Offshore rigs are now being deployed in deeper water at a rapid pace. Ironically, these structures that enhance our fishing so much are now becoming so numerous that it has been suggested the fish are getting dispersed between them. Any rig in 30 fathoms or deeper can consistently attract these larger gamefish, especially when located near the edge of the continental shelf. When there were fewer rigs, anglers had fewer choices on where to fish. Consequently, the fish had fewer choices also. Now that's not the case, trying to find the rig where the fish are is the real challenge. Fishermen use oceanographic data like current, water color, altimetry and sea surface temperature to determine which rigs to fish. All things considered, it's a nice problem to have.
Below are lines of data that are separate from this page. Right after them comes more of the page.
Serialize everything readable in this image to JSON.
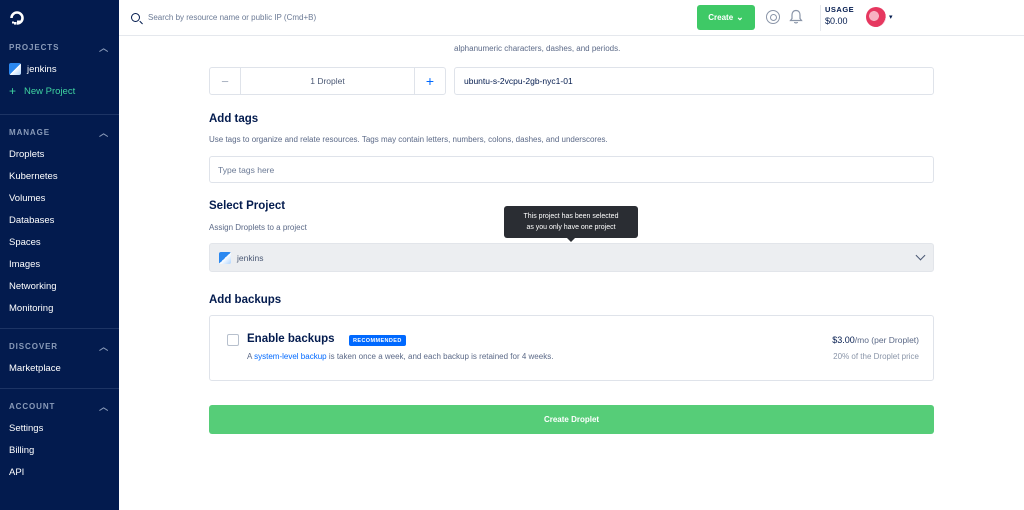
{
  "sidebar": {
    "sections": [
      {
        "title": "PROJECTS",
        "items": [
          {
            "label": "jenkins"
          },
          {
            "label": "New Project"
          }
        ]
      },
      {
        "title": "MANAGE",
        "items": [
          {
            "label": "Droplets"
          },
          {
            "label": "Kubernetes"
          },
          {
            "label": "Volumes"
          },
          {
            "label": "Databases"
          },
          {
            "label": "Spaces"
          },
          {
            "label": "Images"
          },
          {
            "label": "Networking"
          },
          {
            "label": "Monitoring"
          }
        ]
      },
      {
        "title": "DISCOVER",
        "items": [
          {
            "label": "Marketplace"
          }
        ]
      },
      {
        "title": "ACCOUNT",
        "items": [
          {
            "label": "Settings"
          },
          {
            "label": "Billing"
          },
          {
            "label": "API"
          }
        ]
      }
    ]
  },
  "topbar": {
    "search_placeholder": "Search by resource name or public IP (Cmd+B)",
    "create_label": "Create",
    "usage_label": "USAGE",
    "usage_value": "$0.00"
  },
  "hostname_section": {
    "partial_text": "alphanumeric characters, dashes, and periods.",
    "stepper_value": "1  Droplet",
    "hostname_value": "ubuntu-s-2vcpu-2gb-nyc1-01"
  },
  "tags": {
    "title": "Add tags",
    "description": "Use tags to organize and relate resources. Tags may contain letters, numbers, colons, dashes, and underscores.",
    "placeholder": "Type tags here"
  },
  "project": {
    "title": "Select Project",
    "description": "Assign Droplets to a project",
    "selected": "jenkins",
    "tooltip_line1": "This project has been selected",
    "tooltip_line2": "as you only have one project"
  },
  "backups": {
    "title": "Add backups",
    "option_title": "Enable backups",
    "badge": "RECOMMENDED",
    "desc_prefix": "A ",
    "desc_link": "system-level backup",
    "desc_suffix": " is taken once a week, and each backup is retained for 4 weeks.",
    "price_main": "$3.00",
    "price_unit": "/mo (per Droplet)",
    "price_sub": "20% of the Droplet price"
  },
  "submit": {
    "label": "Create Droplet"
  },
  "colors": {
    "sidebar_bg": "#031b4e",
    "accent_green": "#3ec966",
    "link_blue": "#0069ff",
    "new_project": "#3fd3a0"
  }
}
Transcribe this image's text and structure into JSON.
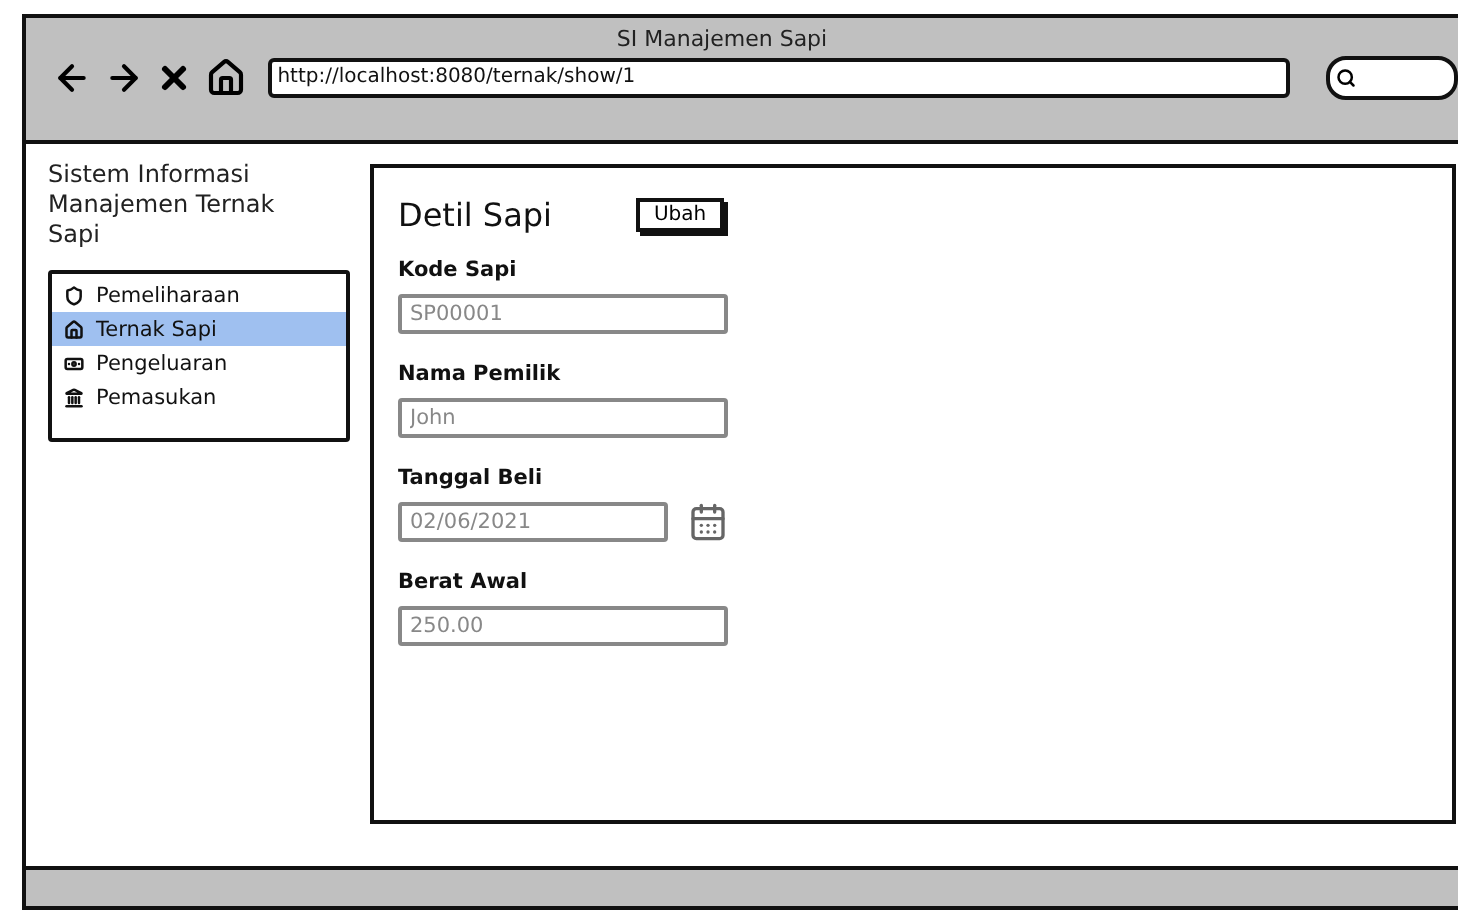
{
  "window": {
    "title": "SI Manajemen Sapi",
    "url": "http://localhost:8080/ternak/show/1"
  },
  "sidebar": {
    "title": "Sistem Informasi Manajemen Ternak Sapi",
    "items": [
      {
        "label": "Pemeliharaan",
        "kind": "shield",
        "selected": false
      },
      {
        "label": "Ternak Sapi",
        "kind": "home",
        "selected": true
      },
      {
        "label": "Pengeluaran",
        "kind": "money",
        "selected": false
      },
      {
        "label": "Pemasukan",
        "kind": "bank",
        "selected": false
      }
    ]
  },
  "detail": {
    "title": "Detil Sapi",
    "edit_button": "Ubah",
    "fields": [
      {
        "label": "Kode Sapi",
        "value": "SP00001",
        "kind": "text"
      },
      {
        "label": "Nama Pemilik",
        "value": "John",
        "kind": "text"
      },
      {
        "label": "Tanggal Beli",
        "value": "02/06/2021",
        "kind": "date"
      },
      {
        "label": "Berat Awal",
        "value": "250.00",
        "kind": "text"
      }
    ]
  }
}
Without these rigs we wouldn't enjoy the enhanced fishing they provide. If you haven't tried it, take advantage of our unique situation here in the Gulf of Mexico and experience big game fishing at the rigs. Want to catch a blue marlin? Don't worry about hopping on a plane, they are right here in your own backyard!
For more information about big game fishing at the rigs or rigging your boat, give us a call at Byrd & Cochrane. Remember, Byrd & Cochrane is an authorized broker for Fox Yacht Sales, the Texas dealer for Cabo and Riviera Yachts. Come by the Fox Yacht Sales office at Tops-N-Towers and check out the line up of Cabo Yachts as well as Riviera Yachts, made in Australia. Fox has an extensive inventory of brokerage boats and we will be glad to help you find a boat or sell yours. We specialize in sportfishing boats and motor yachts. Come by and get a great deal on your next boat. For more information call our office at 281-291-0656 or check out our website at www.byrd-cochrane.com or www.foxyachtsales.com